### PROBLEM TO WORK ON:
Except for the pictures, output the records in full and exactly.

Collection entries

- Opening Delimiter -

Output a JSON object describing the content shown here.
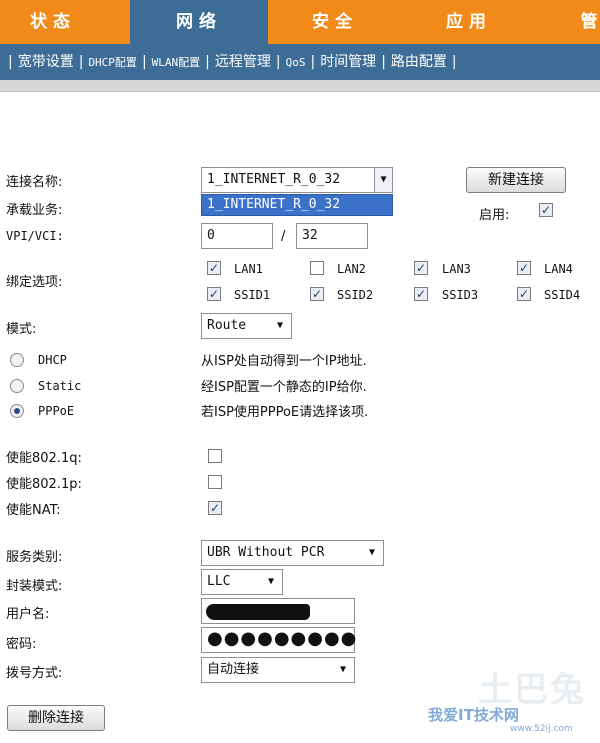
{
  "topnav": {
    "tabs": [
      {
        "label": "状态"
      },
      {
        "label": "网络"
      },
      {
        "label": "安全"
      },
      {
        "label": "应用"
      },
      {
        "label": "管"
      }
    ]
  },
  "subnav": {
    "items": [
      "宽带设置",
      "DHCP配置",
      "WLAN配置",
      "远程管理",
      "QoS",
      "时间管理",
      "路由配置"
    ]
  },
  "form": {
    "conn_name_label": "连接名称:",
    "conn_name_value": "1_INTERNET_R_0_32",
    "dropdown_option": "1_INTERNET_R_0_32",
    "new_conn_button": "新建连接",
    "service_label": "承载业务:",
    "enable_label": "启用:",
    "vpivci_label": "VPI/VCI:",
    "vpi_value": "0",
    "vci_separator": "/",
    "vci_value": "32",
    "binding_label": "绑定选项:",
    "binding": [
      {
        "label": "LAN1",
        "checked": true
      },
      {
        "label": "LAN2",
        "checked": false
      },
      {
        "label": "LAN3",
        "checked": true
      },
      {
        "label": "LAN4",
        "checked": true
      },
      {
        "label": "SSID1",
        "checked": true
      },
      {
        "label": "SSID2",
        "checked": true
      },
      {
        "label": "SSID3",
        "checked": true
      },
      {
        "label": "SSID4",
        "checked": true
      }
    ],
    "mode_label": "模式:",
    "mode_value": "Route",
    "modes": [
      {
        "label": "DHCP",
        "desc": "从ISP处自动得到一个IP地址.",
        "selected": false
      },
      {
        "label": "Static",
        "desc": "经ISP配置一个静态的IP给你.",
        "selected": false
      },
      {
        "label": "PPPoE",
        "desc": "若ISP使用PPPoE请选择该项.",
        "selected": true
      }
    ],
    "dot1q_label": "使能802.1q:",
    "dot1p_label": "使能802.1p:",
    "nat_label": "使能NAT:",
    "service_class_label": "服务类别:",
    "service_class_value": "UBR Without PCR",
    "encap_label": "封装模式:",
    "encap_value": "LLC",
    "username_label": "用户名:",
    "password_label": "密码:",
    "password_value": "●●●●●●●●●",
    "dial_label": "拨号方式:",
    "dial_value": "自动连接",
    "delete_button": "删除连接"
  },
  "watermark": {
    "line1": "土巴兔",
    "line2": "我爱IT技术网",
    "line3": "www.52ij.com"
  }
}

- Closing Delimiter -

### ANSWER BOX:
Output a JSON object describing the content shown here.
{
  "topnav": {
    "tabs": [
      {
        "label": "状态"
      },
      {
        "label": "网络"
      },
      {
        "label": "安全"
      },
      {
        "label": "应用"
      },
      {
        "label": "管"
      }
    ]
  },
  "subnav": {
    "items": [
      "宽带设置",
      "DHCP配置",
      "WLAN配置",
      "远程管理",
      "QoS",
      "时间管理",
      "路由配置"
    ]
  },
  "form": {
    "conn_name_label": "连接名称:",
    "conn_name_value": "1_INTERNET_R_0_32",
    "dropdown_option": "1_INTERNET_R_0_32",
    "new_conn_button": "新建连接",
    "service_label": "承载业务:",
    "enable_label": "启用:",
    "vpivci_label": "VPI/VCI:",
    "vpi_value": "0",
    "vci_separator": "/",
    "vci_value": "32",
    "binding_label": "绑定选项:",
    "binding": [
      {
        "label": "LAN1",
        "checked": true
      },
      {
        "label": "LAN2",
        "checked": false
      },
      {
        "label": "LAN3",
        "checked": true
      },
      {
        "label": "LAN4",
        "checked": true
      },
      {
        "label": "SSID1",
        "checked": true
      },
      {
        "label": "SSID2",
        "checked": true
      },
      {
        "label": "SSID3",
        "checked": true
      },
      {
        "label": "SSID4",
        "checked": true
      }
    ],
    "mode_label": "模式:",
    "mode_value": "Route",
    "modes": [
      {
        "label": "DHCP",
        "desc": "从ISP处自动得到一个IP地址.",
        "selected": false
      },
      {
        "label": "Static",
        "desc": "经ISP配置一个静态的IP给你.",
        "selected": false
      },
      {
        "label": "PPPoE",
        "desc": "若ISP使用PPPoE请选择该项.",
        "selected": true
      }
    ],
    "dot1q_label": "使能802.1q:",
    "dot1p_label": "使能802.1p:",
    "nat_label": "使能NAT:",
    "service_class_label": "服务类别:",
    "service_class_value": "UBR Without PCR",
    "encap_label": "封装模式:",
    "encap_value": "LLC",
    "username_label": "用户名:",
    "password_label": "密码:",
    "password_value": "●●●●●●●●●",
    "dial_label": "拨号方式:",
    "dial_value": "自动连接",
    "delete_button": "删除连接"
  },
  "watermark": {
    "line1": "土巴兔",
    "line2": "我爱IT技术网",
    "line3": "www.52ij.com"
  }
}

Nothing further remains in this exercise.